Oooooh! My aching back!
Everybody, at some point, had to memorize the names and locations of bones and learn about joints for science class. And everybody probably can recall moms advice about drinking milk for healthy bones. But how often do you really think about the structures that help to give the human body form and enable it to perform any task? Unless youve had a debilitating injury or suffer from a chronic musculoskeletal condition, the answer is probably not too often. A worldwide initiative hopes to change that.
Professional medical associations, patient advocacy groups, governments, and even the Secretary General of the United Nations and the Pope believe that musculoskeletal health is so important that they have declared 2000-2010, "The Bone and Joint Decade."
Even The University of Iowa is jumping aboard the bone-promoting bandwagon. Stuart L. Weinstein, professor of orthopaedic surgery, serves as chair of the American Academy of Orthopaedic Surgeons Task Force on the Bone and Joint Decade. Weinstein hopes the global campaign leads to improvements in the quality of life for people with musculoskeletal conditions and helps to advance understanding and treatment of these conditions through research, prevention, and education.
"The movement is just starting now, but we hope that over the next decade we can help to increase the awareness of musculoskeletal health everywhere," Weinstein says.
Musculoskeletal conditions are a silent epidemic. Chronic conditions such as osteoporosis and arthritis and less severe problems such as sprains, strains, and back pains affect millions of people annually. In the United States alone, musculoskeletal conditions rank first among diseases according to measures of disability and on the basis of visits to physicians offices. They are the number one category of reported impairments, according the 1995 National Health Interview Survey, conducted by the National Center for Health Statistics.
Nobody really hears about musculoskeletal conditions or their impact on individuals, families and society, Weinstein says.
"Musculoskeletal problems dont get their due because they dont kill you," he explains.
Although the conditions usually are not life threatening, they do have quite an impact.
Despite these figures, only about $92 million is devoted to orthopaedic research annually, Weinstein says. Of that total, only $16 million goes for clinical research. The UI Department of Orthopaedic Surgery, which placed eighth in the 1999 U.S. News & World Report ranking of orthopaedic surgery programs around the country, focuses its research on clubfoot; hip dislocation; and hand, hip, and knee reconstruction, to name a few. Weinstein, known for his work involving scoliosis, recently received the Bristol-Myers Squibb/Zimmer Award for Distinguished Achievement in Orthopaedic Research.
Individuals involved in the Bone and Joint Decade initiative want to raise the awareness of the increasing societal impact of musculoskeletal injuries and disorders, empower patients to participate in decisions about their care, increase funding for prevention activities and research, and promote cost-effective prevention and treatment of musculoskeletal injuries and disorders.

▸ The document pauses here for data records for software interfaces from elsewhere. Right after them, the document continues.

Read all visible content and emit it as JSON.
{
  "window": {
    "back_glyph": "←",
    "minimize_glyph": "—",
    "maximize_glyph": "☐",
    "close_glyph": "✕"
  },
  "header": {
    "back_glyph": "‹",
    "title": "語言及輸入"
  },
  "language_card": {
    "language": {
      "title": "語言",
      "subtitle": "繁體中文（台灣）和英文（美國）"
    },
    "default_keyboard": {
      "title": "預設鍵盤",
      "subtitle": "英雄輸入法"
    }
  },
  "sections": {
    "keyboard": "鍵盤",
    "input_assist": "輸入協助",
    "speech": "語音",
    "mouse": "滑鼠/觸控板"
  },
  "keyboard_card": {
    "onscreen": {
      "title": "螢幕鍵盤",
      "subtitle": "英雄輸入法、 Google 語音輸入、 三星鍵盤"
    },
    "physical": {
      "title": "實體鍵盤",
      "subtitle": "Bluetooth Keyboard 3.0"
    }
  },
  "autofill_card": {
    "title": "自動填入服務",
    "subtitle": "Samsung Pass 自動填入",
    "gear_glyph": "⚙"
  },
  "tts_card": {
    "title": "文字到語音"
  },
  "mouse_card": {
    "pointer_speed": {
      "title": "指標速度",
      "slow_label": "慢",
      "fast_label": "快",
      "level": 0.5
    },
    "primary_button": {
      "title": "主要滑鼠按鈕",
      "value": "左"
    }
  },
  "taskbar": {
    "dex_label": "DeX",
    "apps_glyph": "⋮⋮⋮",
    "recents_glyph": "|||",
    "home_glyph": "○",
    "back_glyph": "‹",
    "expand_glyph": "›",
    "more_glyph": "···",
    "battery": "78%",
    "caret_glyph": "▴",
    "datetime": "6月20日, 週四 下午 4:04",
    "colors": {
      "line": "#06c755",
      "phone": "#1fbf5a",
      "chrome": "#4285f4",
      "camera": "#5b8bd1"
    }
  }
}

The issue of bone and joint health will only become increasingly important as more baby boomers reach the age when musculoskeletal conditions are most prevalent, Weinstein says. Bone and joint disorders account for more than half of all chronic conditions in people over 50 in developed countries and are the most common cause of severe, long-term pain and disability.